According to a report from The Detroit News, Speight felt rushed to make a decision on a transfer between graduating from Michigan and January enrollment periods at potential landing spots. It would have been an ideal situation to be able to enroll in January and be eligible to participate in spring practices with his new program if possible, but it is also wise to not rush to a decision that Speight may end up regretting.

Because Speight will not be available for spring practices anywhere, The Detroit News reports Speight plans to stay in shape and train in Los Angeles. Joining a new program in the summer should still allow him an opportunity to step in and compete for a starting job, depending on where he ends up.

Speight announced his decision to transfer from Michigan as a graduate transfer in late November, and he later confirmed there would be some restrictions placed on his pending transfer. Per Speight, Michigan has blocked any potential transfer to another Big Ten program and any non-conference opponent on Michigan’s 2018 schedule (Notre Dame, Western Michigan, SMU). At the time, Speight said he was not joining the Wolverines for the bowl game because he was intending to enroll in January. With January nearly over, the next window for a transfer will have to wait until the summer.
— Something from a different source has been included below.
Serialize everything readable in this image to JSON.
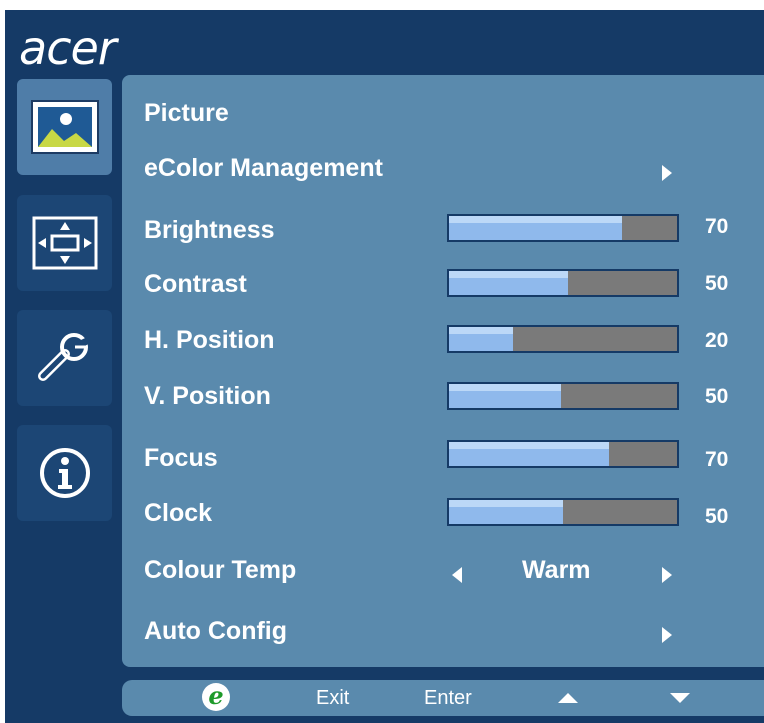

As a graduate transfer, Speight will be eligible to play with his new football program this fall.